Also, they will never miss eating because they have to use the restroom during their 15 minutes of lunch as too many kindergarteners, including my niece, have in our schools.
More studies are showing the need for increased sleep, physical activity, and unstructured recess throughout the day. Homeschooling allows children to be children.
Yes, we spend several hours a day on academics, but my children also get time to play, explore outdoors, and just take a mental break from their school work.
5. Homeschooling knowledge is power.
We all want what is best for our children. For us, a strong grounding in the Faith and a solid education are at the top of our list of what is best. All of us feel that we could be doing better.
However, by homeschooling our children, we know exactly what they know and what they need to really work at.
There is no guessing about how much they have mastered. No waiting with bated breath for report cards to tell us if Susie is doing well or not. Once the skills are mastered, we move on. If Billy has finished two grade levels of math and is itching for a greater challenge, we can provide it.

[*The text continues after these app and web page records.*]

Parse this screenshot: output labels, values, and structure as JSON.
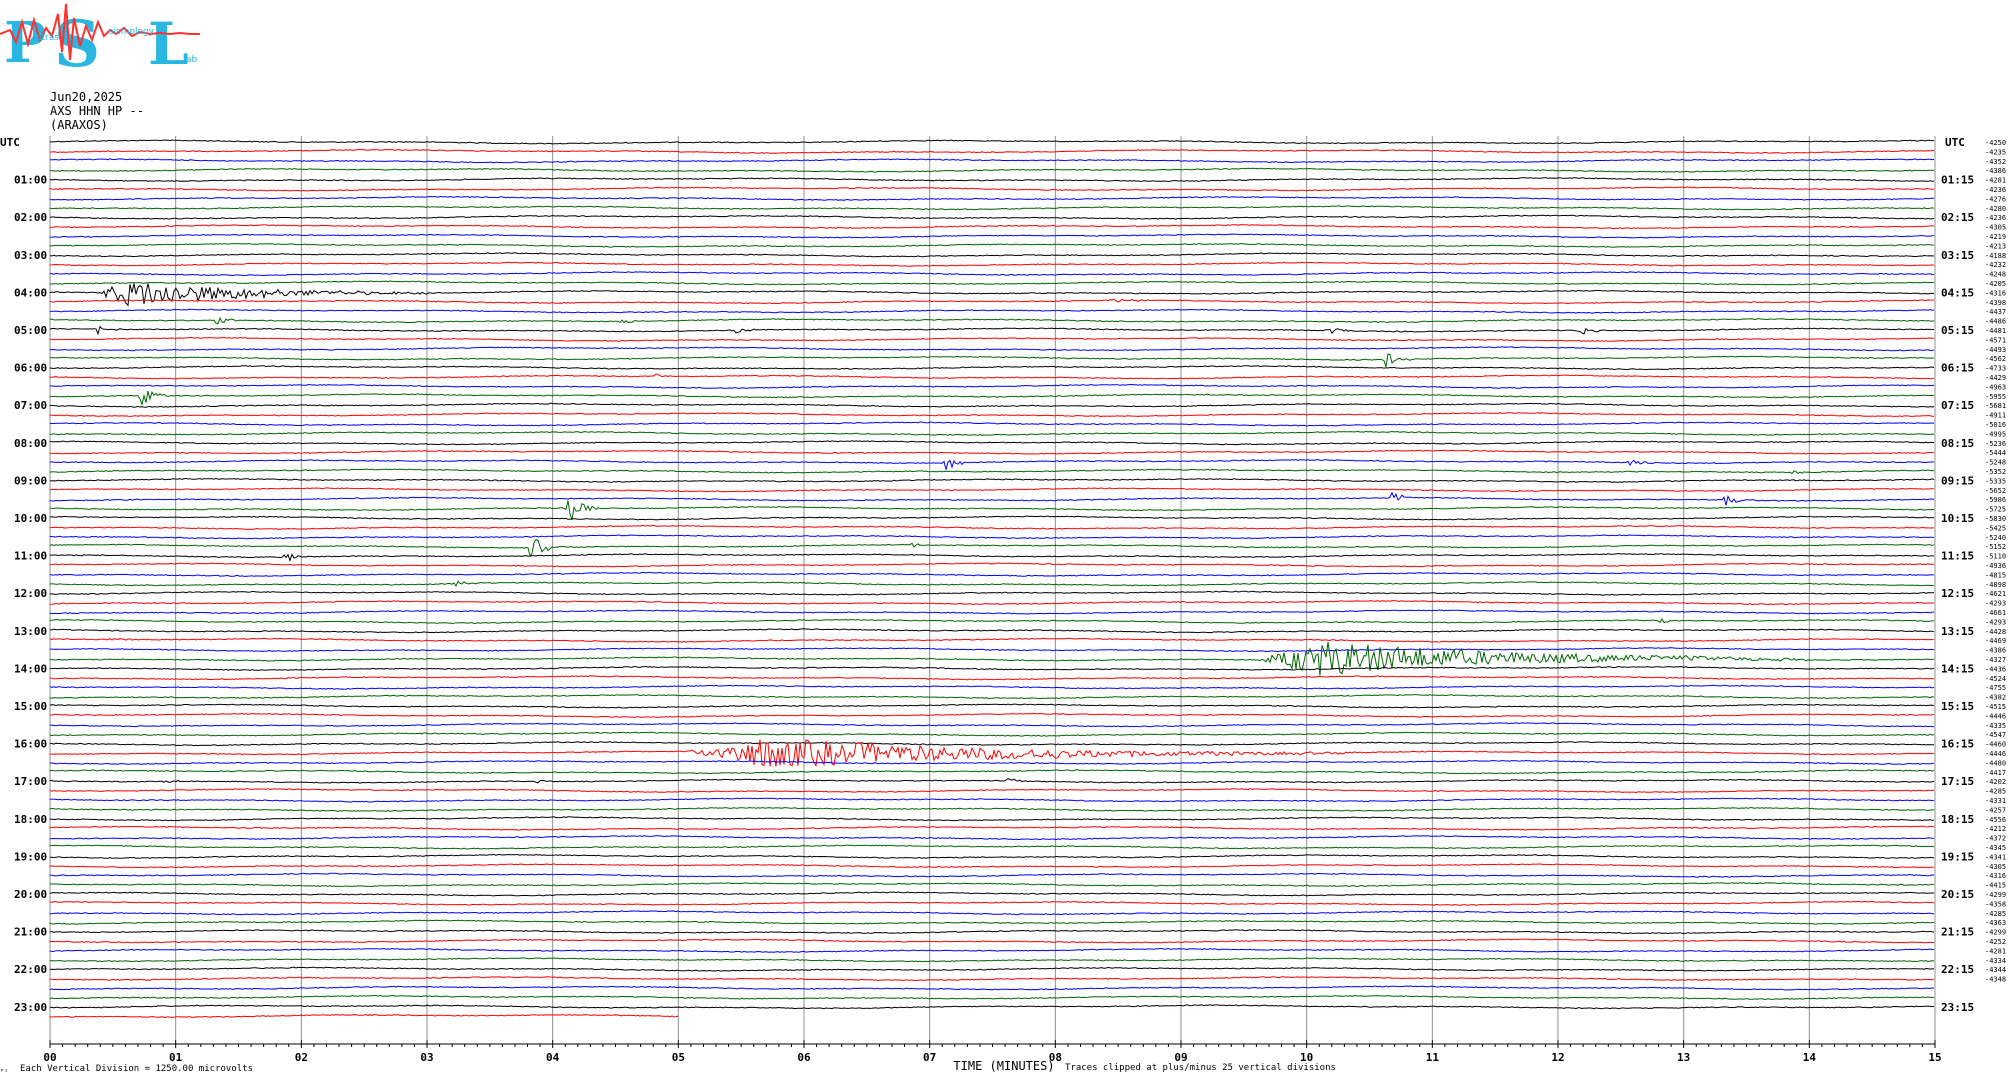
{
  "header": {
    "date": "Jun20,2025",
    "station": "AXS HHN HP --",
    "network": "(ARAXOS)"
  },
  "footer": {
    "left_note": "Each Vertical Division = 1250.00 microvolts",
    "corner_mark": "ᴾˢ",
    "center_label": "TIME (MINUTES)",
    "right_note": "Traces clipped at plus/minus 25 vertical divisions"
  },
  "colors": {
    "trace_cycle": [
      "#000000",
      "#ff0000",
      "#0000ff",
      "#006400"
    ],
    "grid": "#909090",
    "logo_cyan": "#29b6e0",
    "logo_red": "#ff3030"
  },
  "chart_data": {
    "type": "line",
    "title": "",
    "xlabel": "TIME (MINUTES)",
    "ylabel": "",
    "xlim": [
      0,
      15
    ],
    "x_ticks": [
      "00",
      "01",
      "02",
      "03",
      "04",
      "05",
      "06",
      "07",
      "08",
      "09",
      "10",
      "11",
      "12",
      "13",
      "14",
      "15"
    ],
    "utc_header": "UTC",
    "left_hours": [
      "01:00",
      "02:00",
      "03:00",
      "04:00",
      "05:00",
      "06:00",
      "07:00",
      "08:00",
      "09:00",
      "10:00",
      "11:00",
      "12:00",
      "13:00",
      "14:00",
      "15:00",
      "16:00",
      "17:00",
      "18:00",
      "19:00",
      "20:00",
      "21:00",
      "22:00",
      "23:00"
    ],
    "right_hours": [
      "01:15",
      "02:15",
      "03:15",
      "04:15",
      "05:15",
      "06:15",
      "07:15",
      "08:15",
      "09:15",
      "10:15",
      "11:15",
      "12:15",
      "13:15",
      "14:15",
      "15:15",
      "16:15",
      "17:15",
      "18:15",
      "19:15",
      "20:15",
      "21:15",
      "22:15",
      "23:15"
    ],
    "trace_offsets": [
      "-4250",
      "-4235",
      "-4352",
      "-4386",
      "-4281",
      "-4236",
      "-4276",
      "-4280",
      "-4236",
      "-4305",
      "-4219",
      "-4213",
      "-4188",
      "-4232",
      "-4248",
      "-4205",
      "-4316",
      "-4398",
      "-4437",
      "-4486",
      "-4481",
      "-4571",
      "-4493",
      "-4562",
      "-4733",
      "-4429",
      "-4963",
      "-5955",
      "-5681",
      "-4911",
      "-5016",
      "-4995",
      "-5236",
      "-5444",
      "-5248",
      "-5352",
      "-5335",
      "-5652",
      "-5986",
      "-5725",
      "-5830",
      "-5425",
      "-5240",
      "-5152",
      "-5110",
      "-4936",
      "-4815",
      "-4898",
      "-4621",
      "-4293",
      "-4661",
      "-4293",
      "-4428",
      "-4469",
      "-4386",
      "-4327",
      "-4436",
      "-4524",
      "-4755",
      "-4382",
      "-4515",
      "-4446",
      "-4335",
      "-4547",
      "-4460",
      "-4446",
      "-4480",
      "-4417",
      "-4202",
      "-4285",
      "-4331",
      "-4257",
      "-4556",
      "-4212",
      "-4372",
      "-4345",
      "-4341",
      "-4305",
      "-4316",
      "-4415",
      "-4299",
      "-4358",
      "-4285",
      "-4363",
      "-4299",
      "-4252",
      "-4281",
      "-4334",
      "-4344",
      "-4348"
    ],
    "trace_count": 94,
    "last_trace_end_minute": 5.0,
    "events": [
      {
        "trace": 16,
        "minute_start": 0.35,
        "minute_end": 3.0,
        "amplitude": 14
      },
      {
        "trace": 17,
        "minute_start": 8.4,
        "minute_end": 9.1,
        "amplitude": 2
      },
      {
        "trace": 19,
        "minute_start": 1.3,
        "minute_end": 1.55,
        "amplitude": 4
      },
      {
        "trace": 19,
        "minute_start": 4.5,
        "minute_end": 4.75,
        "amplitude": 4
      },
      {
        "trace": 20,
        "minute_start": 0.35,
        "minute_end": 0.6,
        "amplitude": 5
      },
      {
        "trace": 20,
        "minute_start": 5.4,
        "minute_end": 5.7,
        "amplitude": 6
      },
      {
        "trace": 20,
        "minute_start": 10.15,
        "minute_end": 10.4,
        "amplitude": 7
      },
      {
        "trace": 20,
        "minute_start": 12.15,
        "minute_end": 12.4,
        "amplitude": 6
      },
      {
        "trace": 23,
        "minute_start": 10.6,
        "minute_end": 10.85,
        "amplitude": 8
      },
      {
        "trace": 25,
        "minute_start": 4.8,
        "minute_end": 5.0,
        "amplitude": 3
      },
      {
        "trace": 27,
        "minute_start": 0.7,
        "minute_end": 0.95,
        "amplitude": 12
      },
      {
        "trace": 34,
        "minute_start": 7.1,
        "minute_end": 7.35,
        "amplitude": 9
      },
      {
        "trace": 34,
        "minute_start": 12.55,
        "minute_end": 12.8,
        "amplitude": 6
      },
      {
        "trace": 35,
        "minute_start": 13.85,
        "minute_end": 14.1,
        "amplitude": 3
      },
      {
        "trace": 38,
        "minute_start": 10.65,
        "minute_end": 10.9,
        "amplitude": 6
      },
      {
        "trace": 38,
        "minute_start": 13.3,
        "minute_end": 13.55,
        "amplitude": 7
      },
      {
        "trace": 39,
        "minute_start": 4.1,
        "minute_end": 4.4,
        "amplitude": 14
      },
      {
        "trace": 43,
        "minute_start": 3.8,
        "minute_end": 4.1,
        "amplitude": 16
      },
      {
        "trace": 43,
        "minute_start": 6.85,
        "minute_end": 7.0,
        "amplitude": 3
      },
      {
        "trace": 44,
        "minute_start": 1.85,
        "minute_end": 2.05,
        "amplitude": 8
      },
      {
        "trace": 47,
        "minute_start": 3.2,
        "minute_end": 3.5,
        "amplitude": 4
      },
      {
        "trace": 51,
        "minute_start": 12.8,
        "minute_end": 12.95,
        "amplitude": 4
      },
      {
        "trace": 53,
        "minute_start": 0.45,
        "minute_end": 0.8,
        "amplitude": 2
      },
      {
        "trace": 55,
        "minute_start": 9.6,
        "minute_end": 14.0,
        "amplitude": 18
      },
      {
        "trace": 65,
        "minute_start": 5.05,
        "minute_end": 10.5,
        "amplitude": 16
      },
      {
        "trace": 68,
        "minute_start": 0.9,
        "minute_end": 1.1,
        "amplitude": 3
      },
      {
        "trace": 68,
        "minute_start": 3.85,
        "minute_end": 4.05,
        "amplitude": 2
      },
      {
        "trace": 68,
        "minute_start": 7.6,
        "minute_end": 7.8,
        "amplitude": 4
      }
    ]
  }
}
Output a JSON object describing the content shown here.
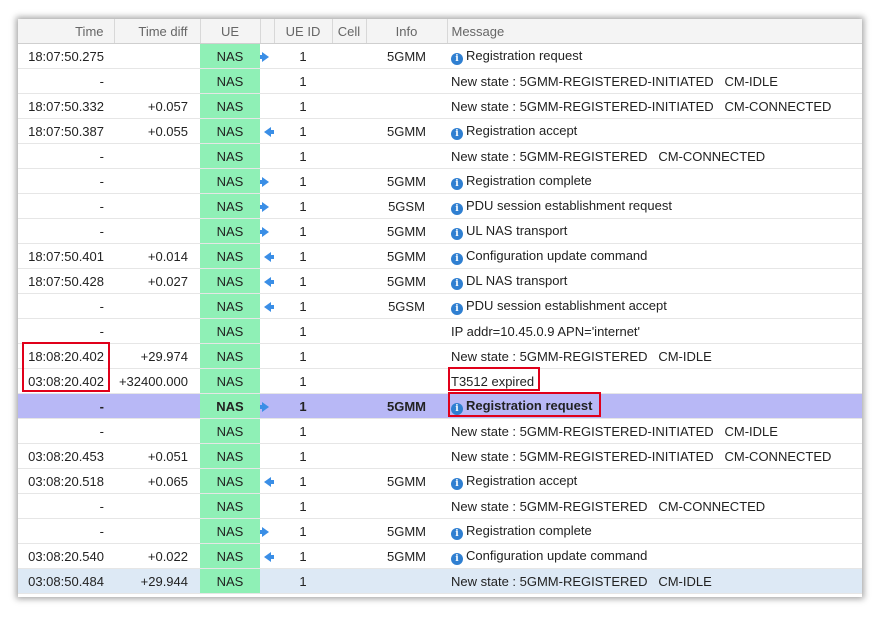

In the end, we have peace of mind knowing we are giving our kids the best academic experience instead of hoping someone else will.
Sometimes, I have been asked if I am concerned about gaps in their education, since we don’t have “proper oversight” to ensure that everything is getting done and they are exactly on grade level. When it comes down to it, every education will have gaps, some large, some slight, because none of us are perfect.
There is always more to learn, and some subjects that teachers might be better able to teach or more excited to share. The difference is that when I sit down and look at what my children have studied over the year, how they have grown in every subject, and what they still need to know—I am the one that can see the gaps and, LORD willing, I can find a way to close them in the coming year.
Homeschooling allows for improved observation, adaptation, and education. There are no bells that mark the end of a subject, no hard, fast calendar we must adhere to.
We are blessed to have the freedom to give all we have to help our children succeed not just in the world, but hopefully in Heaven—the ultimate “career goal.”
How has homeschooling blessed your family?